It’s the 4th of July! My community goes all out: huge hometown parade of marching bands, meticulously made floats carrying with local kids and war veterans, fun runs, open-air concerts, barbecues and picnics, and of course, fireworks. It’s one of my favorite holidays of the year, so this suits me perfectly. Quite frankly though, I haven’t always been such a 4th-o-phile (I just made that up). For years, I enjoyed Independence Day as much as any other barbecue with friends — with the added bonus of a wink to my status as an American — a relatively small blip on my special-event radar.

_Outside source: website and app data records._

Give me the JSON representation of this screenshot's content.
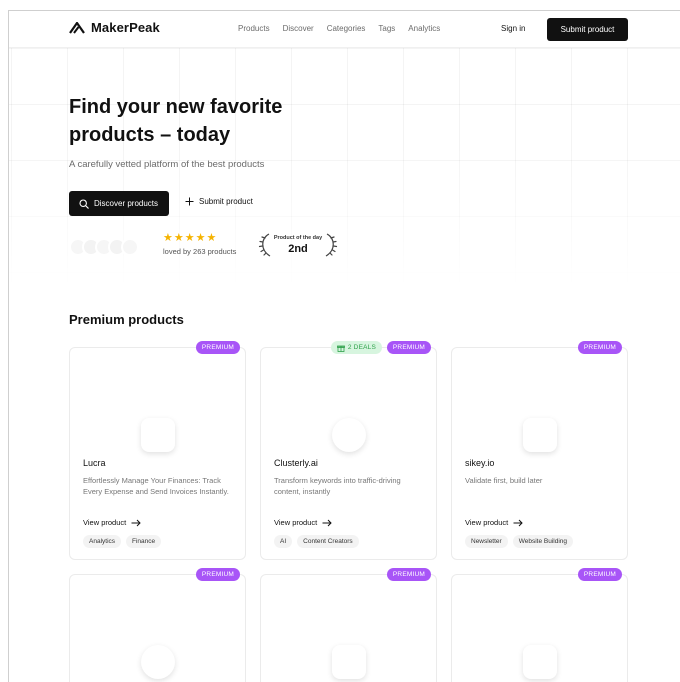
{
  "nav": {
    "brand": "MakerPeak",
    "links": [
      "Products",
      "Discover",
      "Categories",
      "Tags",
      "Analytics"
    ],
    "signin": "Sign in",
    "submit": "Submit product"
  },
  "hero": {
    "title": "Find your new favorite products – today",
    "subtitle": "A carefully vetted platform of the best products",
    "cta_primary": "Discover products",
    "cta_secondary": "Submit product",
    "rating_stars": 5,
    "loved_by": "loved by 263 products",
    "potd_label": "Product of the day",
    "potd_rank": "2nd"
  },
  "premium": {
    "title": "Premium products",
    "badge": "PREMIUM",
    "cards": [
      {
        "name": "Lucra",
        "description": "Effortlessly Manage Your Finances: Track Every Expense and Send Invoices Instantly.",
        "link": "View product",
        "tags": [
          "Analytics",
          "Finance"
        ],
        "deals": ""
      },
      {
        "name": "Clusterly.ai",
        "description": "Transform keywords into traffic-driving content, instantly",
        "link": "View product",
        "tags": [
          "AI",
          "Content Creators"
        ],
        "deals": "2 DEALS"
      },
      {
        "name": "sikey.io",
        "description": "Validate first, build later",
        "link": "View product",
        "tags": [
          "Newsletter",
          "Website Building"
        ],
        "deals": ""
      }
    ]
  },
  "colors": {
    "primary": "#111111",
    "premium_badge": "#a855f7",
    "deals_badge_bg": "#d7f5df",
    "deals_badge_text": "#2fa14a",
    "star": "#f5b301"
  },
  "icons": {
    "logo": "mountain-logo-icon",
    "search": "search-icon",
    "plus": "plus-icon",
    "arrow": "arrow-right-icon",
    "gift": "gift-icon",
    "laurel": "laurel-icon"
  }
}
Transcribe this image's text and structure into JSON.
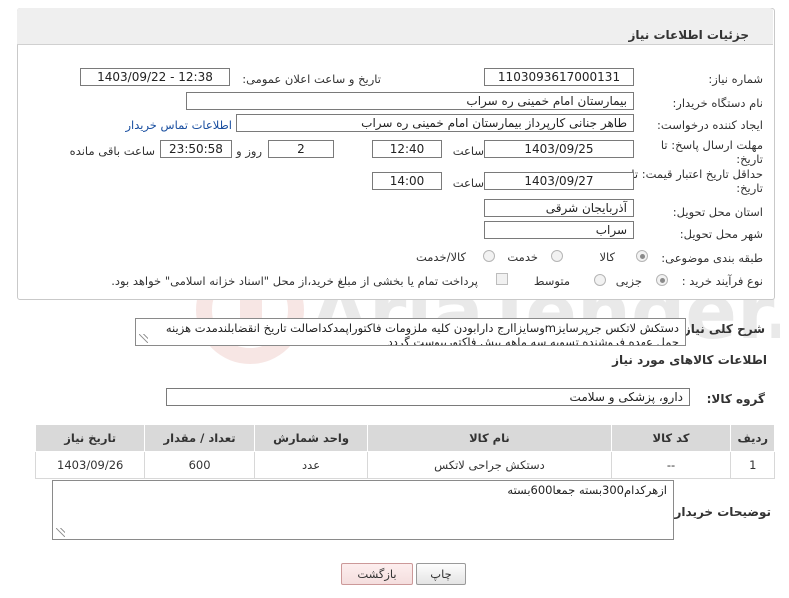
{
  "header": {
    "title": "جزئیات اطلاعات نیاز"
  },
  "form": {
    "need_number": {
      "label": "شماره نیاز:",
      "value": "1103093617000131"
    },
    "announce_date": {
      "label": "تاریخ و ساعت اعلان عمومی:",
      "value": "1403/09/22 - 12:38"
    },
    "buyer_org": {
      "label": "نام دستگاه خریدار:",
      "value": "بیمارستان امام خمینی ره  سراب"
    },
    "requester": {
      "label": "ایجاد کننده درخواست:",
      "value": "طاهر جنانی کارپرداز بیمارستان امام خمینی ره  سراب",
      "link": "اطلاعات تماس خریدار"
    },
    "reply_deadline": {
      "label_line1": "مهلت ارسال پاسخ: تا",
      "label_line2": "تاریخ:",
      "date": "1403/09/25",
      "time_label": "ساعت",
      "time": "12:40",
      "days": "2",
      "days_label": "روز و",
      "remaining": "23:50:58",
      "remaining_label": "ساعت باقی مانده"
    },
    "price_validity": {
      "label_line1": "حداقل تاریخ اعتبار قیمت: تا",
      "label_line2": "تاریخ:",
      "date": "1403/09/27",
      "time_label": "ساعت",
      "time": "14:00"
    },
    "province": {
      "label": "استان محل تحویل:",
      "value": "آذربایجان شرقی"
    },
    "city": {
      "label": "شهر محل تحویل:",
      "value": "سراب"
    },
    "category": {
      "label": "طبقه بندی موضوعی:",
      "options": [
        "کالا",
        "خدمت",
        "کالا/خدمت"
      ],
      "selected": "کالا"
    },
    "process": {
      "label": "نوع فرآیند خرید :",
      "options": [
        "جزیی",
        "متوسط"
      ],
      "selected": "جزیی",
      "payment_note": "پرداخت تمام یا بخشی از مبلغ خرید،از محل \"اسناد خزانه اسلامی\" خواهد بود."
    }
  },
  "description": {
    "label": "شرح کلی نیاز:",
    "text": "دستکش لاتکس جرپرسایزmوسایزlارج دارابودن کلیه ملزومات فاکتوراپمدکداصالت تاریخ انقضابلندمدت هزینه حمل عهده فروشنده تسویه سه ماهه پیش فاکتورپیوست گردد"
  },
  "goods_section": {
    "title": "اطلاعات کالاهای مورد نیاز",
    "group_label": "گروه کالا:",
    "group_value": "دارو، پزشکی و سلامت"
  },
  "table": {
    "headers": [
      "ردیف",
      "کد کالا",
      "نام کالا",
      "واحد شمارش",
      "تعداد / مقدار",
      "تاریخ نیاز"
    ],
    "rows": [
      [
        "1",
        "--",
        "دستکش جراحی لاتکس",
        "عدد",
        "600",
        "1403/09/26"
      ]
    ]
  },
  "buyer_notes": {
    "label": "توضیحات خریدار:",
    "text": "ازهرکدام300بسته جمعا600بسته"
  },
  "buttons": {
    "print": "چاپ",
    "back": "بازگشت"
  },
  "watermark": {
    "text": "AriaTender.neT"
  },
  "colors": {
    "header_bg": "#efefef",
    "table_header_bg": "#d9d9d9",
    "link": "#1a4fa0",
    "watermark": "#c0392b"
  }
}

Then I moved out of the country. The first 4th of July I spent living away from the United States, I was in Greece (did you think I would say France?). I was 21 and was working on a Greek cruise ship for my first job out of college. Afloat in the Mediterranean, I was the only American member of the cruise staff (ask me some day about my gig dancing the Sirtaki to the bouzouki in the Greek folkloric show and then posing in full costume with passengers while cruise photographers snapped souvenir photos; if you took a Mediterranean cruise in the early ’90s, check your photo albums for a blonde wearing a festive outfit made primarily of gold coins).